▶ [Your instructions] All of the data must be output exactly, with every picture left out.

Data records:
-=-=-=-=-

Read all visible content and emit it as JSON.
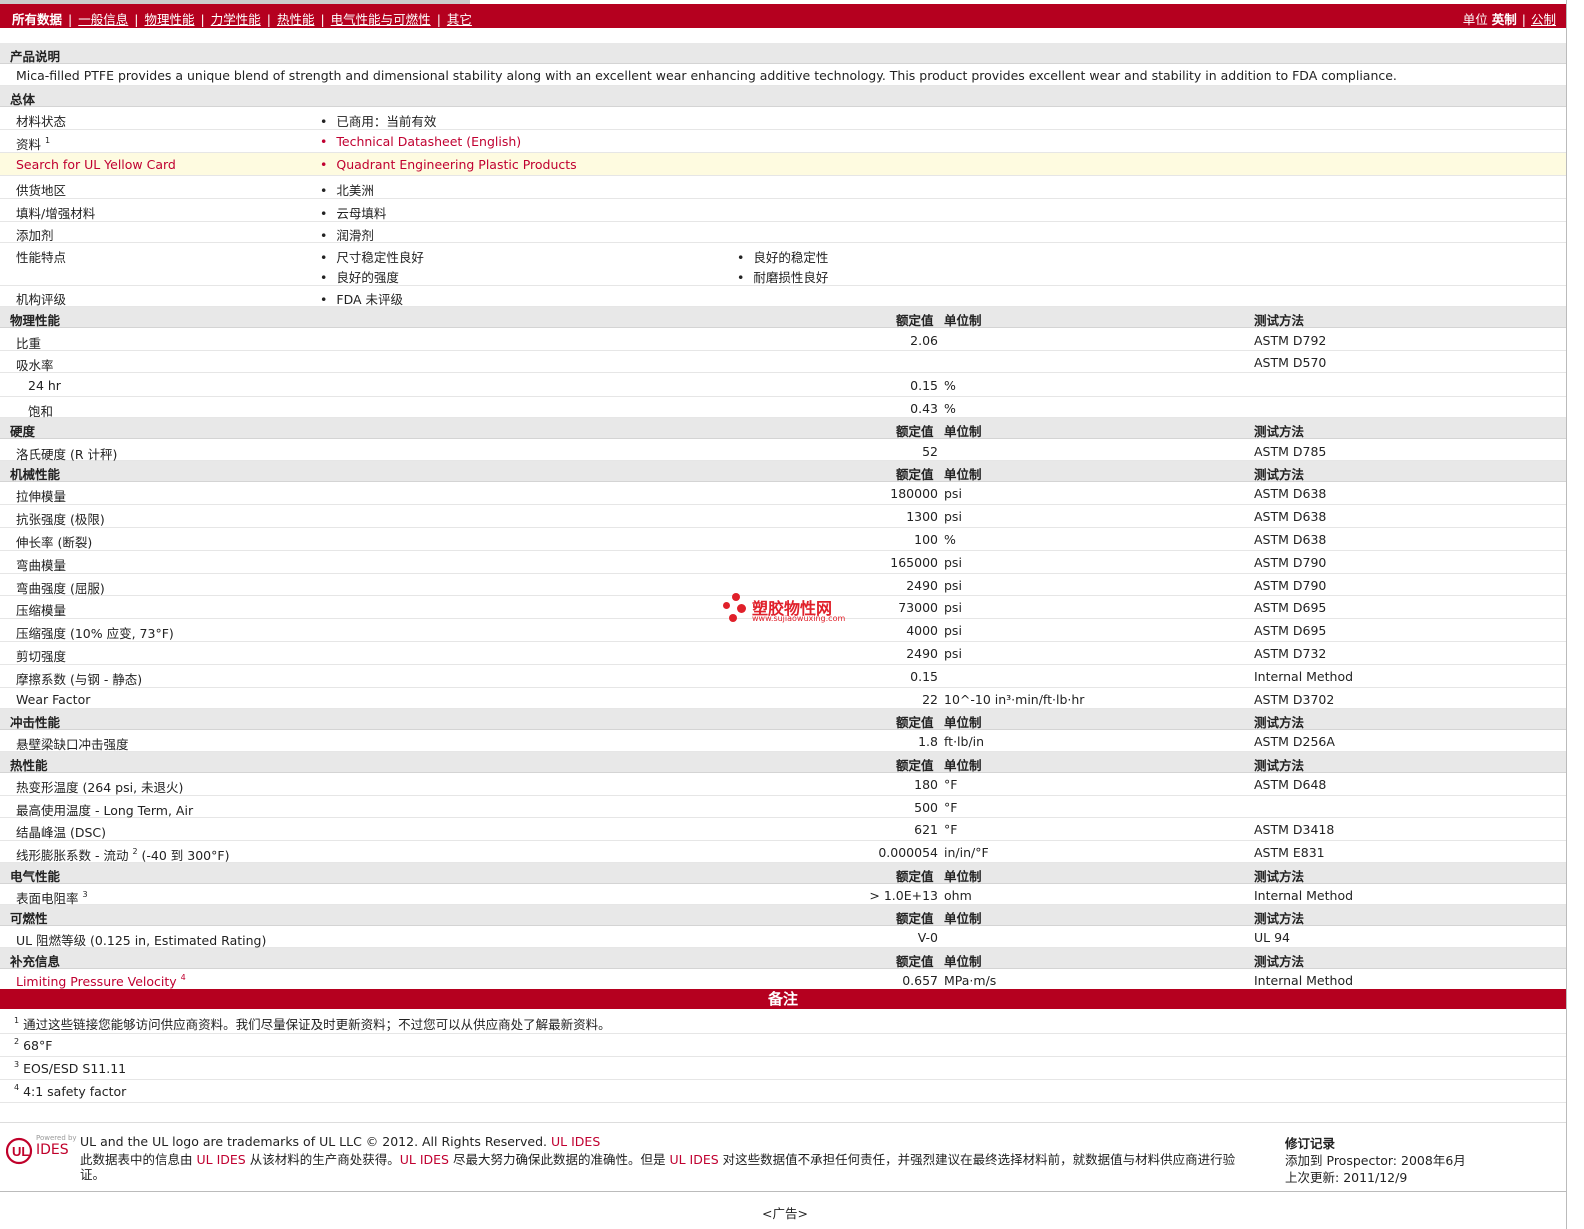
{
  "nav": {
    "items": [
      "所有数据",
      "一般信息",
      "物理性能",
      "力学性能",
      "热性能",
      "电气性能与可燃性",
      "其它"
    ],
    "separator": "|"
  },
  "units": {
    "label": "单位",
    "imperial": "英制",
    "metric": "公制",
    "separator": "|"
  },
  "description": {
    "header": "产品说明",
    "text": "Mica-filled PTFE provides a unique blend of strength and dimensional stability along with an excellent wear enhancing additive technology. This product provides excellent wear and stability in addition to FDA compliance."
  },
  "general": {
    "header": "总体",
    "status_label": "材料状态",
    "status_value": "已商用：当前有效",
    "docs_label": "资料",
    "docs_sup": "1",
    "docs_value": "Technical Datasheet (English)",
    "ul_label": "Search for UL Yellow Card",
    "ul_value": "Quadrant Engineering Plastic Products",
    "region_label": "供货地区",
    "region_value": "北美洲",
    "filler_label": "填料/增强材料",
    "filler_value": "云母填料",
    "additive_label": "添加剂",
    "additive_value": "润滑剂",
    "features_label": "性能特点",
    "features": [
      "尺寸稳定性良好",
      "良好的稳定性",
      "良好的强度",
      "耐磨损性良好"
    ],
    "agency_label": "机构评级",
    "agency_value": "FDA 未评级"
  },
  "col_headers": {
    "value": "额定值",
    "unit": "单位制",
    "test": "测试方法"
  },
  "physical": {
    "header": "物理性能",
    "rows": [
      {
        "label": "比重",
        "value": "2.06",
        "unit": "",
        "test": "ASTM D792"
      },
      {
        "label": "吸水率",
        "value": "",
        "unit": "",
        "test": "ASTM D570"
      },
      {
        "label": "24 hr",
        "value": "0.15",
        "unit": "%",
        "test": ""
      },
      {
        "label": "饱和",
        "value": "0.43",
        "unit": "%",
        "test": ""
      }
    ]
  },
  "hardness": {
    "header": "硬度",
    "rows": [
      {
        "label": "洛氏硬度 (R 计秤)",
        "value": "52",
        "unit": "",
        "test": "ASTM D785"
      }
    ]
  },
  "mechanical": {
    "header": "机械性能",
    "rows": [
      {
        "label": "拉伸模量",
        "value": "180000",
        "unit": "psi",
        "test": "ASTM D638"
      },
      {
        "label": "抗张强度 (极限)",
        "value": "1300",
        "unit": "psi",
        "test": "ASTM D638"
      },
      {
        "label": "伸长率 (断裂)",
        "value": "100",
        "unit": "%",
        "test": "ASTM D638"
      },
      {
        "label": "弯曲模量",
        "value": "165000",
        "unit": "psi",
        "test": "ASTM D790"
      },
      {
        "label": "弯曲强度 (屈服)",
        "value": "2490",
        "unit": "psi",
        "test": "ASTM D790"
      },
      {
        "label": "压缩模量",
        "value": "73000",
        "unit": "psi",
        "test": "ASTM D695"
      },
      {
        "label": "压缩强度 (10% 应变, 73°F)",
        "value": "4000",
        "unit": "psi",
        "test": "ASTM D695"
      },
      {
        "label": "剪切强度",
        "value": "2490",
        "unit": "psi",
        "test": "ASTM D732"
      },
      {
        "label": "摩擦系数 (与钢 - 静态)",
        "value": "0.15",
        "unit": "",
        "test": "Internal Method"
      },
      {
        "label": "Wear Factor",
        "value": "22",
        "unit": "10^-10 in³·min/ft·lb·hr",
        "test": "ASTM D3702"
      }
    ]
  },
  "impact": {
    "header": "冲击性能",
    "rows": [
      {
        "label": "悬壁梁缺口冲击强度",
        "value": "1.8",
        "unit": "ft·lb/in",
        "test": "ASTM D256A"
      }
    ]
  },
  "thermal": {
    "header": "热性能",
    "rows": [
      {
        "label": "热变形温度 (264 psi, 未退火)",
        "value": "180",
        "unit": "°F",
        "test": "ASTM D648"
      },
      {
        "label": "最高使用温度 - Long Term, Air",
        "value": "500",
        "unit": "°F",
        "test": ""
      },
      {
        "label": "结晶峰温 (DSC)",
        "value": "621",
        "unit": "°F",
        "test": "ASTM D3418"
      },
      {
        "label": "线形膨胀系数 - 流动",
        "sup": "2",
        "label_tail": "(-40 到 300°F)",
        "value": "0.000054",
        "unit": "in/in/°F",
        "test": "ASTM E831"
      }
    ]
  },
  "electrical": {
    "header": "电气性能",
    "rows": [
      {
        "label": "表面电阻率",
        "sup": "3",
        "value": "> 1.0E+13",
        "unit": "ohm",
        "test": "Internal Method"
      }
    ]
  },
  "flammability": {
    "header": "可燃性",
    "rows": [
      {
        "label": "UL 阻燃等级 (0.125 in, Estimated Rating)",
        "value": "V-0",
        "unit": "",
        "test": "UL 94"
      }
    ]
  },
  "supplemental": {
    "header": "补充信息",
    "rows": [
      {
        "label": "Limiting Pressure Velocity",
        "sup": "4",
        "value": "0.657",
        "unit": "MPa·m/s",
        "test": "Internal Method"
      }
    ]
  },
  "notes": {
    "header": "备注",
    "items": [
      {
        "num": "1",
        "text": "通过这些链接您能够访问供应商资料。我们尽量保证及时更新资料；不过您可以从供应商处了解最新资料。"
      },
      {
        "num": "2",
        "text": "68°F"
      },
      {
        "num": "3",
        "text": "EOS/ESD S11.11"
      },
      {
        "num": "4",
        "text": "4:1 safety factor"
      }
    ]
  },
  "watermark": {
    "text": "塑胶物性网",
    "sub": "www.sujiaowuxing.com"
  },
  "footer": {
    "powered_by": "Powered by",
    "logo_text": "IDES",
    "trademark": "UL and the UL logo are trademarks of UL LLC © 2012. All Rights Reserved.",
    "trademark_link": "UL IDES",
    "disclaimer_1": "此数据表中的信息由",
    "ul_ides": "UL IDES",
    "disclaimer_2": "从该材料的生产商处获得。",
    "disclaimer_3": "尽最大努力确保此数据的准确性。但是",
    "disclaimer_4": "对这些数据值不承担任何责任，并强烈建议在最终选择材料前，就数据值与材料供应商进行验",
    "disclaimer_5": "证。",
    "revision_title": "修订记录",
    "added_label": "添加到",
    "added_site": "Prospector:",
    "added_date": "2008年6月",
    "updated_label": "上次更新:",
    "updated_date": "2011/12/9"
  },
  "ad": "<广告>"
}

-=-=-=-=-

▶ [Your solution]
Read all visible content and emit it as JSON.
{
  "nav": {
    "items": [
      "所有数据",
      "一般信息",
      "物理性能",
      "力学性能",
      "热性能",
      "电气性能与可燃性",
      "其它"
    ],
    "separator": "|"
  },
  "units": {
    "label": "单位",
    "imperial": "英制",
    "metric": "公制",
    "separator": "|"
  },
  "description": {
    "header": "产品说明",
    "text": "Mica-filled PTFE provides a unique blend of strength and dimensional stability along with an excellent wear enhancing additive technology. This product provides excellent wear and stability in addition to FDA compliance."
  },
  "general": {
    "header": "总体",
    "status_label": "材料状态",
    "status_value": "已商用：当前有效",
    "docs_label": "资料",
    "docs_sup": "1",
    "docs_value": "Technical Datasheet (English)",
    "ul_label": "Search for UL Yellow Card",
    "ul_value": "Quadrant Engineering Plastic Products",
    "region_label": "供货地区",
    "region_value": "北美洲",
    "filler_label": "填料/增强材料",
    "filler_value": "云母填料",
    "additive_label": "添加剂",
    "additive_value": "润滑剂",
    "features_label": "性能特点",
    "features": [
      "尺寸稳定性良好",
      "良好的稳定性",
      "良好的强度",
      "耐磨损性良好"
    ],
    "agency_label": "机构评级",
    "agency_value": "FDA 未评级"
  },
  "col_headers": {
    "value": "额定值",
    "unit": "单位制",
    "test": "测试方法"
  },
  "physical": {
    "header": "物理性能",
    "rows": [
      {
        "label": "比重",
        "value": "2.06",
        "unit": "",
        "test": "ASTM D792"
      },
      {
        "label": "吸水率",
        "value": "",
        "unit": "",
        "test": "ASTM D570"
      },
      {
        "label": "24 hr",
        "value": "0.15",
        "unit": "%",
        "test": ""
      },
      {
        "label": "饱和",
        "value": "0.43",
        "unit": "%",
        "test": ""
      }
    ]
  },
  "hardness": {
    "header": "硬度",
    "rows": [
      {
        "label": "洛氏硬度 (R 计秤)",
        "value": "52",
        "unit": "",
        "test": "ASTM D785"
      }
    ]
  },
  "mechanical": {
    "header": "机械性能",
    "rows": [
      {
        "label": "拉伸模量",
        "value": "180000",
        "unit": "psi",
        "test": "ASTM D638"
      },
      {
        "label": "抗张强度 (极限)",
        "value": "1300",
        "unit": "psi",
        "test": "ASTM D638"
      },
      {
        "label": "伸长率 (断裂)",
        "value": "100",
        "unit": "%",
        "test": "ASTM D638"
      },
      {
        "label": "弯曲模量",
        "value": "165000",
        "unit": "psi",
        "test": "ASTM D790"
      },
      {
        "label": "弯曲强度 (屈服)",
        "value": "2490",
        "unit": "psi",
        "test": "ASTM D790"
      },
      {
        "label": "压缩模量",
        "value": "73000",
        "unit": "psi",
        "test": "ASTM D695"
      },
      {
        "label": "压缩强度 (10% 应变, 73°F)",
        "value": "4000",
        "unit": "psi",
        "test": "ASTM D695"
      },
      {
        "label": "剪切强度",
        "value": "2490",
        "unit": "psi",
        "test": "ASTM D732"
      },
      {
        "label": "摩擦系数 (与钢 - 静态)",
        "value": "0.15",
        "unit": "",
        "test": "Internal Method"
      },
      {
        "label": "Wear Factor",
        "value": "22",
        "unit": "10^-10 in³·min/ft·lb·hr",
        "test": "ASTM D3702"
      }
    ]
  },
  "impact": {
    "header": "冲击性能",
    "rows": [
      {
        "label": "悬壁梁缺口冲击强度",
        "value": "1.8",
        "unit": "ft·lb/in",
        "test": "ASTM D256A"
      }
    ]
  },
  "thermal": {
    "header": "热性能",
    "rows": [
      {
        "label": "热变形温度 (264 psi, 未退火)",
        "value": "180",
        "unit": "°F",
        "test": "ASTM D648"
      },
      {
        "label": "最高使用温度 - Long Term, Air",
        "value": "500",
        "unit": "°F",
        "test": ""
      },
      {
        "label": "结晶峰温 (DSC)",
        "value": "621",
        "unit": "°F",
        "test": "ASTM D3418"
      },
      {
        "label": "线形膨胀系数 - 流动",
        "sup": "2",
        "label_tail": "(-40 到 300°F)",
        "value": "0.000054",
        "unit": "in/in/°F",
        "test": "ASTM E831"
      }
    ]
  },
  "electrical": {
    "header": "电气性能",
    "rows": [
      {
        "label": "表面电阻率",
        "sup": "3",
        "value": "> 1.0E+13",
        "unit": "ohm",
        "test": "Internal Method"
      }
    ]
  },
  "flammability": {
    "header": "可燃性",
    "rows": [
      {
        "label": "UL 阻燃等级 (0.125 in, Estimated Rating)",
        "value": "V-0",
        "unit": "",
        "test": "UL 94"
      }
    ]
  },
  "supplemental": {
    "header": "补充信息",
    "rows": [
      {
        "label": "Limiting Pressure Velocity",
        "sup": "4",
        "value": "0.657",
        "unit": "MPa·m/s",
        "test": "Internal Method"
      }
    ]
  },
  "notes": {
    "header": "备注",
    "items": [
      {
        "num": "1",
        "text": "通过这些链接您能够访问供应商资料。我们尽量保证及时更新资料；不过您可以从供应商处了解最新资料。"
      },
      {
        "num": "2",
        "text": "68°F"
      },
      {
        "num": "3",
        "text": "EOS/ESD S11.11"
      },
      {
        "num": "4",
        "text": "4:1 safety factor"
      }
    ]
  },
  "watermark": {
    "text": "塑胶物性网",
    "sub": "www.sujiaowuxing.com"
  },
  "footer": {
    "powered_by": "Powered by",
    "logo_text": "IDES",
    "trademark": "UL and the UL logo are trademarks of UL LLC © 2012. All Rights Reserved.",
    "trademark_link": "UL IDES",
    "disclaimer_1": "此数据表中的信息由",
    "ul_ides": "UL IDES",
    "disclaimer_2": "从该材料的生产商处获得。",
    "disclaimer_3": "尽最大努力确保此数据的准确性。但是",
    "disclaimer_4": "对这些数据值不承担任何责任，并强烈建议在最终选择材料前，就数据值与材料供应商进行验",
    "disclaimer_5": "证。",
    "revision_title": "修订记录",
    "added_label": "添加到",
    "added_site": "Prospector:",
    "added_date": "2008年6月",
    "updated_label": "上次更新:",
    "updated_date": "2011/12/9"
  },
  "ad": "<广告>"
}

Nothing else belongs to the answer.